Though the homeowners were originally unsure about the size of the open plan living area, they were thrilled with the final outcomes once the plasterboard ceilings and walls were installed, and the true volume of the space was evident.

Wilson relied on Gyprock products to help create the cohesive and seamless design desired for the property. Gyprock wall systems were a practical choice and chosen for their excellent insulation and acoustic qualities.

“With the use of insulation in the walls, the house performs excellently when implemented into the Thermal Performance section of BASIX – the Energy Rating software we must design to for residential designs in NSW,” he explained. “This considerably reduces the need for heating and cooling the house.”
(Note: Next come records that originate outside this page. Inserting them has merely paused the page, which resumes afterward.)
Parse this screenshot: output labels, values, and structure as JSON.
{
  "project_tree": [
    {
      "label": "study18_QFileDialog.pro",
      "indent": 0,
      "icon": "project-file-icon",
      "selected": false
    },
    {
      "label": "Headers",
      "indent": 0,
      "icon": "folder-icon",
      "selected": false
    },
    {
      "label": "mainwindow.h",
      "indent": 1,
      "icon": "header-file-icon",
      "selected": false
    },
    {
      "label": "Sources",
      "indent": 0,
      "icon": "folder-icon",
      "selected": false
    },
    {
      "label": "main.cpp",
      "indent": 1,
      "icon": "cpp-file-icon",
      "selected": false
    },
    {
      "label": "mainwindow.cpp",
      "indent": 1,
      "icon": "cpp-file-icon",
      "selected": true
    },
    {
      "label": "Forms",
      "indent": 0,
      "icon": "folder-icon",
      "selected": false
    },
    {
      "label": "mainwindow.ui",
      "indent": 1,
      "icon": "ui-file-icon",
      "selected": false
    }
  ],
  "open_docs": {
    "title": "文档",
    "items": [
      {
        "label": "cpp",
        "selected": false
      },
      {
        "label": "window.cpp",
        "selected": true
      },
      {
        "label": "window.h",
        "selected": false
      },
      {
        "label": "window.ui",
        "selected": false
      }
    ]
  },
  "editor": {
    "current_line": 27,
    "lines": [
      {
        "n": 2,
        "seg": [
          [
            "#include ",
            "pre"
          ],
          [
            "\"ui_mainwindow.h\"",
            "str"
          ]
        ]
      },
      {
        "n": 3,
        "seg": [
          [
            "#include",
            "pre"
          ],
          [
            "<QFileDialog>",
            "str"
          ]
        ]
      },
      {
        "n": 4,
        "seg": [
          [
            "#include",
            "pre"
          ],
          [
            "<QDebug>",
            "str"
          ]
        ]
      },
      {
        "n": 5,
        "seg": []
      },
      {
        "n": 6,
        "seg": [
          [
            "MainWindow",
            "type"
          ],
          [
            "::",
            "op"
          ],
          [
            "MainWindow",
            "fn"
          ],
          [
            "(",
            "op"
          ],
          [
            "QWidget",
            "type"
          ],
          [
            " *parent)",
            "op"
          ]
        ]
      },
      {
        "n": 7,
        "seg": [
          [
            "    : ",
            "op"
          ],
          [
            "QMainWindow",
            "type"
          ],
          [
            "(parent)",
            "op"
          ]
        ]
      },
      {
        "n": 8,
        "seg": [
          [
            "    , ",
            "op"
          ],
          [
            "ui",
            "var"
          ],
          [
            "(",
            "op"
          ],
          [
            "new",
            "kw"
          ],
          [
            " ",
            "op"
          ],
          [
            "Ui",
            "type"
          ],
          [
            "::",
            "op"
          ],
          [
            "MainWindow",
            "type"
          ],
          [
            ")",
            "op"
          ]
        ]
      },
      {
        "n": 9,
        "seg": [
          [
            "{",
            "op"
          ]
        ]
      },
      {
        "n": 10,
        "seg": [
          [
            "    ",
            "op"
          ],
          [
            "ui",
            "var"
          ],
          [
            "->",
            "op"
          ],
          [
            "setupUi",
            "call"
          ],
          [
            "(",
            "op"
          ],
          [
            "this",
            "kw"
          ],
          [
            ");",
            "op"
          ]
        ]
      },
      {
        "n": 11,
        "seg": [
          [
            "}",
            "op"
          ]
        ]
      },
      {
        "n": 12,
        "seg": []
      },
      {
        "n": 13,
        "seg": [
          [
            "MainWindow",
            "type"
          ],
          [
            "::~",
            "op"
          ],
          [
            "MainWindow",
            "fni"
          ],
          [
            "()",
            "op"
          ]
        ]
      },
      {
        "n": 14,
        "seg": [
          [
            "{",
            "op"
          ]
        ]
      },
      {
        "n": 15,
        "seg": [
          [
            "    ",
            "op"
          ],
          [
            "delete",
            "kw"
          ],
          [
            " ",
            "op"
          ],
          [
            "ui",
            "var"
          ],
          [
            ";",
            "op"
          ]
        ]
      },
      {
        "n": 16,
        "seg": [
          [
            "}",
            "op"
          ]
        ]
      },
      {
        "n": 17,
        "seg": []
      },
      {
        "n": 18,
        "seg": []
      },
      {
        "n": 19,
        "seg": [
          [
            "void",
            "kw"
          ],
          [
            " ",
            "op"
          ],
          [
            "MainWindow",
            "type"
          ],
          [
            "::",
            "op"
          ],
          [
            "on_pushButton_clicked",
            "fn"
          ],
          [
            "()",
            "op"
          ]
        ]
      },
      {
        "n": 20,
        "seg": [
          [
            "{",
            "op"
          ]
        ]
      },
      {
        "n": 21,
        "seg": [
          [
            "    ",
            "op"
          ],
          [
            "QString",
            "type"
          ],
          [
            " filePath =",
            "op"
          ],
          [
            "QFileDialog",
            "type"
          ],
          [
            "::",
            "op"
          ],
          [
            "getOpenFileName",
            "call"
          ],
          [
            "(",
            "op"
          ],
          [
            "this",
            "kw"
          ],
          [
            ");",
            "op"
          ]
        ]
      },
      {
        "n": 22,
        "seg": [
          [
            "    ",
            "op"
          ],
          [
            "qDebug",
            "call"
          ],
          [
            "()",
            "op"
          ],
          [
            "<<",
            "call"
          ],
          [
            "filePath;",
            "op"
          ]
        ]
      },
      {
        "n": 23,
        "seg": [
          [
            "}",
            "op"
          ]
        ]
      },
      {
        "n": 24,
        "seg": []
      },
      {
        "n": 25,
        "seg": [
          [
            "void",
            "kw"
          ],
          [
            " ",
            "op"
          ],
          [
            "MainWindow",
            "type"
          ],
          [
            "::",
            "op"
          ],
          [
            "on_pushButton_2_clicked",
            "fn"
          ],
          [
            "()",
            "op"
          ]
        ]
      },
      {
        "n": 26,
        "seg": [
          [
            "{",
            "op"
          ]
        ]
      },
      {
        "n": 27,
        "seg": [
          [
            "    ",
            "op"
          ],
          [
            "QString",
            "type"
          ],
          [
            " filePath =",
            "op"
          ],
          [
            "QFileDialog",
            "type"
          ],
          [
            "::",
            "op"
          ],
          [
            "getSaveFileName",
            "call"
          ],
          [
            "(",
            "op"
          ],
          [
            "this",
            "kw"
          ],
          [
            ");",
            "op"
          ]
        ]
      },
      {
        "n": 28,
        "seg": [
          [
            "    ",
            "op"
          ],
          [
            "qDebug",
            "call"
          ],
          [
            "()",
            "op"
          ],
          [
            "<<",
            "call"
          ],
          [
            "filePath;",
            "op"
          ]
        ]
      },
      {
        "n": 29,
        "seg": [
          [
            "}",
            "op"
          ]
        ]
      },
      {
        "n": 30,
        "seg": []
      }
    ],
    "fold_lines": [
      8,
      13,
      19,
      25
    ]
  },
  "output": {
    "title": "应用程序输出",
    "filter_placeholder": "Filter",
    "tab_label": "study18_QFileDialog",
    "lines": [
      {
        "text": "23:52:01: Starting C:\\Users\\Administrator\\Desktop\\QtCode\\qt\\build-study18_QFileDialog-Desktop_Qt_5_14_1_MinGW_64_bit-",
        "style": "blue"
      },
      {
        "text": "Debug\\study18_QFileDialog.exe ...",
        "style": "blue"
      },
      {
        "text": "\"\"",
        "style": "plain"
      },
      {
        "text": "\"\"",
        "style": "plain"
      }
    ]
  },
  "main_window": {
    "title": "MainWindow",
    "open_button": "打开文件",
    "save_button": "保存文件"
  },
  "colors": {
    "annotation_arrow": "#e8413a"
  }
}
Gyprock Fyrchek, a fire-resistant and acoustic grade plasterboard was also used in the renovation to achieve the required fire ratings for the party wall between the two semi-detached properties, and comply with BCA requirements.

Wilson added that the builder preferred using Gyprock as it was easy to install as part of the overall wall system.

“It's a very versatile and flexible product to use when building to create walls on steel or timber framed walls,” he explained. “We like to use one overall company system for internal wall linings, insulation, sarking and cladding systems to ensure the building meets BASIX and BCA and AS code requirements. We have the assurance the systems have been routinely tried and tested and our homeowners like to be assured that the systems have warranties. Plus, we know the product can be used with paint and tiles, is GECA accredited and may be recyclable at the end of its lifespan.”

The homeowners love the finished design and layout of their newly renovated home, complete with its sleek, clean lines and interesting ceiling design.